The answer must be every line below that holds the word "background".

▼▼▼

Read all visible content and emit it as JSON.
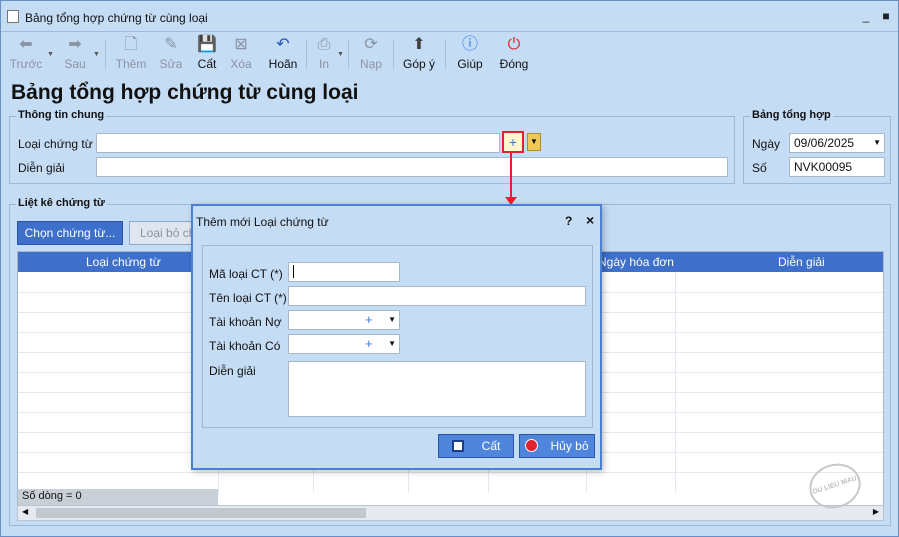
{
  "window": {
    "title": "Bảng tổng hợp chứng từ cùng loại"
  },
  "toolbar": {
    "prev": "Trước",
    "next": "Sau",
    "add": "Thêm",
    "edit": "Sửa",
    "save": "Cất",
    "delete": "Xóa",
    "undo": "Hoãn",
    "print": "In",
    "load": "Nạp",
    "feedback": "Góp ý",
    "help": "Giúp",
    "close": "Đóng"
  },
  "page_title": "Bảng tổng hợp chứng từ cùng loại",
  "general_info": {
    "title": "Thông tin chung",
    "doc_type_label": "Loại chứng từ",
    "doc_type_value": "",
    "description_label": "Diễn giải",
    "description_value": "",
    "plus": "+"
  },
  "summary": {
    "title": "Bảng tổng hợp",
    "date_label": "Ngày",
    "date_value": "09/06/2025",
    "number_label": "Số",
    "number_value": "NVK00095"
  },
  "list": {
    "title": "Liệt kê chứng từ",
    "choose_button": "Chọn chứng từ...",
    "remove_button": "Loại bỏ ch",
    "columns": [
      "Loại chứng từ",
      "Ngày hóa đơn",
      "Diễn giải"
    ],
    "row_count": "Số dòng = 0"
  },
  "dialog": {
    "title": "Thêm mới Loại chứng từ",
    "help": "?",
    "close": "×",
    "code_label": "Mã loại CT (*)",
    "name_label": "Tên loại CT (*)",
    "debit_label": "Tài khoản Nợ",
    "credit_label": "Tài khoản Có",
    "desc_label": "Diễn giải",
    "plus": "+",
    "save_button": "Cất",
    "cancel_button": "Hủy bỏ"
  },
  "watermark": "DU LIEU MAU",
  "colors": {
    "accent": "#3d6fcb",
    "highlight": "#e0232e",
    "background": "#c5dcf5"
  }
}
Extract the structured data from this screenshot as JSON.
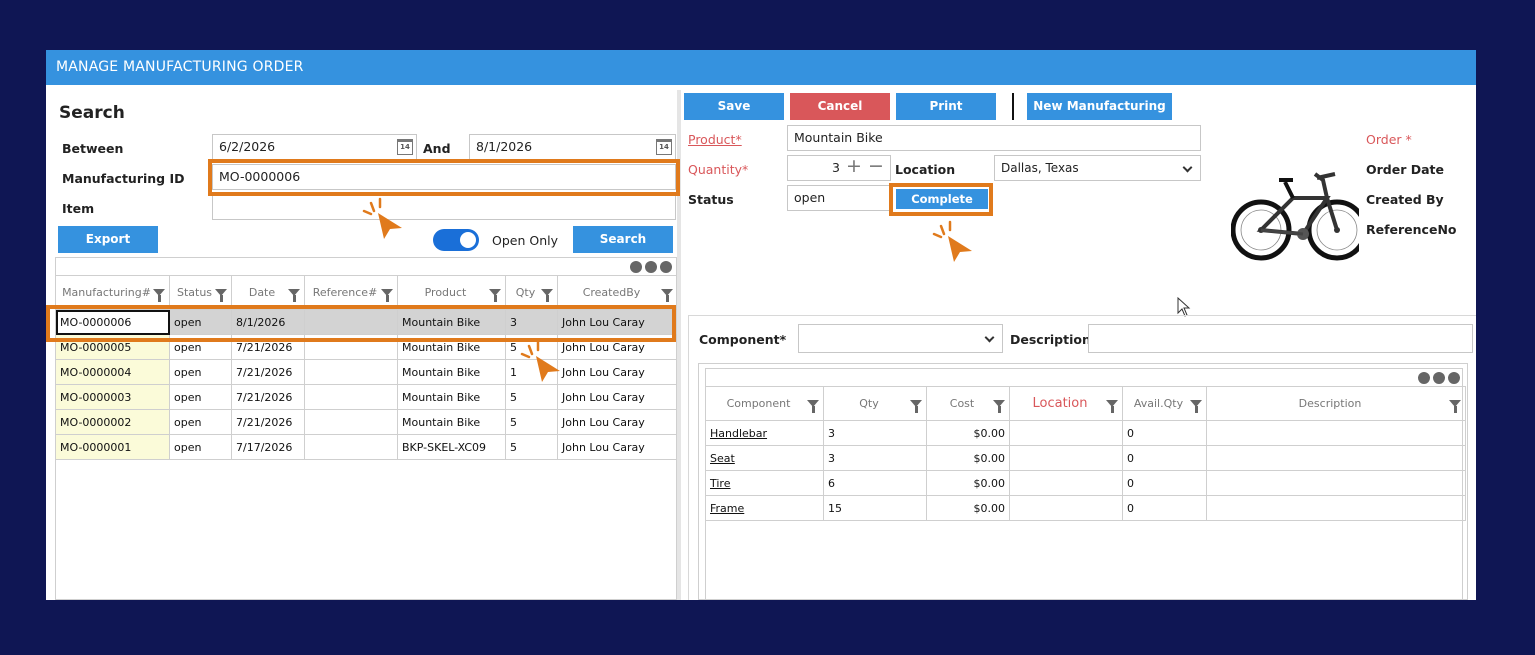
{
  "window": {
    "title": "MANAGE MANUFACTURING ORDER"
  },
  "search": {
    "heading": "Search",
    "between_label": "Between",
    "start_date": "6/2/2026",
    "and_label": "And",
    "end_date": "8/1/2026",
    "calendar_glyph": "14",
    "mfg_id_label": "Manufacturing ID",
    "mfg_id_value": "MO-0000006",
    "item_label": "Item",
    "item_value": "",
    "export_label": "Export",
    "open_only_label": "Open Only",
    "open_only_on": true,
    "search_label": "Search"
  },
  "orders_table": {
    "columns": [
      "Manufacturing#",
      "Status",
      "Date",
      "Reference#",
      "Product",
      "Qty",
      "CreatedBy"
    ],
    "rows": [
      [
        "MO-0000006",
        "open",
        "8/1/2026",
        "",
        "Mountain Bike",
        "3",
        "John Lou Caray"
      ],
      [
        "MO-0000005",
        "open",
        "7/21/2026",
        "",
        "Mountain Bike",
        "5",
        "John Lou Caray"
      ],
      [
        "MO-0000004",
        "open",
        "7/21/2026",
        "",
        "Mountain Bike",
        "1",
        "John Lou Caray"
      ],
      [
        "MO-0000003",
        "open",
        "7/21/2026",
        "",
        "Mountain Bike",
        "5",
        "John Lou Caray"
      ],
      [
        "MO-0000002",
        "open",
        "7/21/2026",
        "",
        "Mountain Bike",
        "5",
        "John Lou Caray"
      ],
      [
        "MO-0000001",
        "open",
        "7/17/2026",
        "",
        "BKP-SKEL-XC09",
        "5",
        "John Lou Caray"
      ]
    ],
    "selected_row": 0
  },
  "toolbar": {
    "save_label": "Save",
    "cancel_label": "Cancel",
    "print_label": "Print",
    "new_label": "New Manufacturing"
  },
  "form": {
    "product_label": "Product*",
    "product_value": "Mountain Bike",
    "quantity_label": "Quantity*",
    "quantity_value": "3",
    "plus_glyph": "+",
    "minus_glyph": "−",
    "location_label": "Location",
    "location_value": "Dallas, Texas",
    "status_label": "Status",
    "status_value": "open",
    "complete_label": "Complete",
    "order_label": "Order *",
    "order_date_label": "Order Date",
    "created_by_label": "Created By",
    "reference_label": "ReferenceNo"
  },
  "component": {
    "component_label": "Component*",
    "component_value": "",
    "description_label": "Description",
    "description_value": ""
  },
  "components_table": {
    "columns": [
      "Component",
      "Qty",
      "Cost",
      "Location",
      "Avail.Qty",
      "Description"
    ],
    "rows": [
      [
        "Handlebar",
        "3",
        "$0.00",
        "",
        "0",
        ""
      ],
      [
        "Seat",
        "3",
        "$0.00",
        "",
        "0",
        ""
      ],
      [
        "Tire",
        "6",
        "$0.00",
        "",
        "0",
        ""
      ],
      [
        "Frame",
        "15",
        "$0.00",
        "",
        "0",
        ""
      ]
    ]
  },
  "colors": {
    "accent": "#3592df",
    "danger": "#d9575a",
    "highlight": "#e07a1c",
    "background": "#0f1654"
  }
}
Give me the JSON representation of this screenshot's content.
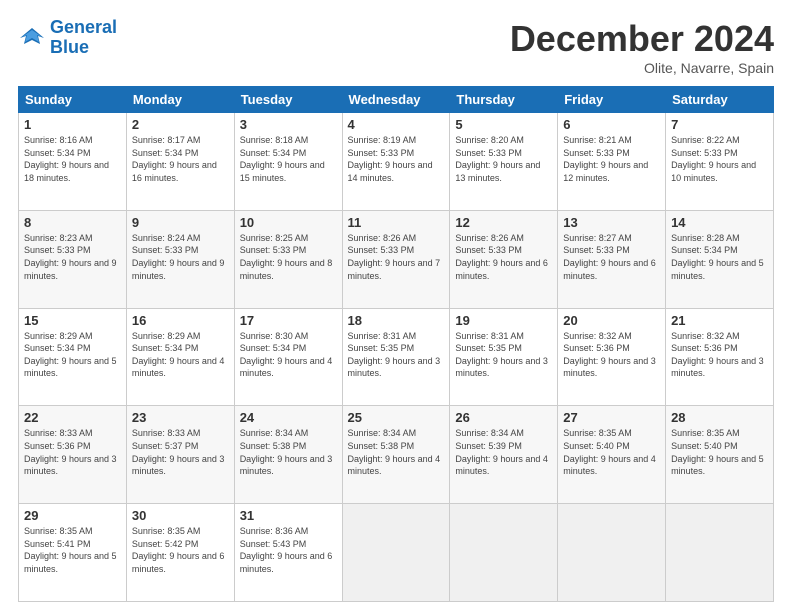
{
  "header": {
    "logo_line1": "General",
    "logo_line2": "Blue",
    "month": "December 2024",
    "location": "Olite, Navarre, Spain"
  },
  "weekdays": [
    "Sunday",
    "Monday",
    "Tuesday",
    "Wednesday",
    "Thursday",
    "Friday",
    "Saturday"
  ],
  "weeks": [
    [
      {
        "day": "1",
        "info": "Sunrise: 8:16 AM\nSunset: 5:34 PM\nDaylight: 9 hours and 18 minutes."
      },
      {
        "day": "2",
        "info": "Sunrise: 8:17 AM\nSunset: 5:34 PM\nDaylight: 9 hours and 16 minutes."
      },
      {
        "day": "3",
        "info": "Sunrise: 8:18 AM\nSunset: 5:34 PM\nDaylight: 9 hours and 15 minutes."
      },
      {
        "day": "4",
        "info": "Sunrise: 8:19 AM\nSunset: 5:33 PM\nDaylight: 9 hours and 14 minutes."
      },
      {
        "day": "5",
        "info": "Sunrise: 8:20 AM\nSunset: 5:33 PM\nDaylight: 9 hours and 13 minutes."
      },
      {
        "day": "6",
        "info": "Sunrise: 8:21 AM\nSunset: 5:33 PM\nDaylight: 9 hours and 12 minutes."
      },
      {
        "day": "7",
        "info": "Sunrise: 8:22 AM\nSunset: 5:33 PM\nDaylight: 9 hours and 10 minutes."
      }
    ],
    [
      {
        "day": "8",
        "info": "Sunrise: 8:23 AM\nSunset: 5:33 PM\nDaylight: 9 hours and 9 minutes."
      },
      {
        "day": "9",
        "info": "Sunrise: 8:24 AM\nSunset: 5:33 PM\nDaylight: 9 hours and 9 minutes."
      },
      {
        "day": "10",
        "info": "Sunrise: 8:25 AM\nSunset: 5:33 PM\nDaylight: 9 hours and 8 minutes."
      },
      {
        "day": "11",
        "info": "Sunrise: 8:26 AM\nSunset: 5:33 PM\nDaylight: 9 hours and 7 minutes."
      },
      {
        "day": "12",
        "info": "Sunrise: 8:26 AM\nSunset: 5:33 PM\nDaylight: 9 hours and 6 minutes."
      },
      {
        "day": "13",
        "info": "Sunrise: 8:27 AM\nSunset: 5:33 PM\nDaylight: 9 hours and 6 minutes."
      },
      {
        "day": "14",
        "info": "Sunrise: 8:28 AM\nSunset: 5:34 PM\nDaylight: 9 hours and 5 minutes."
      }
    ],
    [
      {
        "day": "15",
        "info": "Sunrise: 8:29 AM\nSunset: 5:34 PM\nDaylight: 9 hours and 5 minutes."
      },
      {
        "day": "16",
        "info": "Sunrise: 8:29 AM\nSunset: 5:34 PM\nDaylight: 9 hours and 4 minutes."
      },
      {
        "day": "17",
        "info": "Sunrise: 8:30 AM\nSunset: 5:34 PM\nDaylight: 9 hours and 4 minutes."
      },
      {
        "day": "18",
        "info": "Sunrise: 8:31 AM\nSunset: 5:35 PM\nDaylight: 9 hours and 3 minutes."
      },
      {
        "day": "19",
        "info": "Sunrise: 8:31 AM\nSunset: 5:35 PM\nDaylight: 9 hours and 3 minutes."
      },
      {
        "day": "20",
        "info": "Sunrise: 8:32 AM\nSunset: 5:36 PM\nDaylight: 9 hours and 3 minutes."
      },
      {
        "day": "21",
        "info": "Sunrise: 8:32 AM\nSunset: 5:36 PM\nDaylight: 9 hours and 3 minutes."
      }
    ],
    [
      {
        "day": "22",
        "info": "Sunrise: 8:33 AM\nSunset: 5:36 PM\nDaylight: 9 hours and 3 minutes."
      },
      {
        "day": "23",
        "info": "Sunrise: 8:33 AM\nSunset: 5:37 PM\nDaylight: 9 hours and 3 minutes."
      },
      {
        "day": "24",
        "info": "Sunrise: 8:34 AM\nSunset: 5:38 PM\nDaylight: 9 hours and 3 minutes."
      },
      {
        "day": "25",
        "info": "Sunrise: 8:34 AM\nSunset: 5:38 PM\nDaylight: 9 hours and 4 minutes."
      },
      {
        "day": "26",
        "info": "Sunrise: 8:34 AM\nSunset: 5:39 PM\nDaylight: 9 hours and 4 minutes."
      },
      {
        "day": "27",
        "info": "Sunrise: 8:35 AM\nSunset: 5:40 PM\nDaylight: 9 hours and 4 minutes."
      },
      {
        "day": "28",
        "info": "Sunrise: 8:35 AM\nSunset: 5:40 PM\nDaylight: 9 hours and 5 minutes."
      }
    ],
    [
      {
        "day": "29",
        "info": "Sunrise: 8:35 AM\nSunset: 5:41 PM\nDaylight: 9 hours and 5 minutes."
      },
      {
        "day": "30",
        "info": "Sunrise: 8:35 AM\nSunset: 5:42 PM\nDaylight: 9 hours and 6 minutes."
      },
      {
        "day": "31",
        "info": "Sunrise: 8:36 AM\nSunset: 5:43 PM\nDaylight: 9 hours and 6 minutes."
      },
      null,
      null,
      null,
      null
    ]
  ]
}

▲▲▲

**Solution to the problem:**
    "background": "#c5dcf5"
    "background": "#0f1654"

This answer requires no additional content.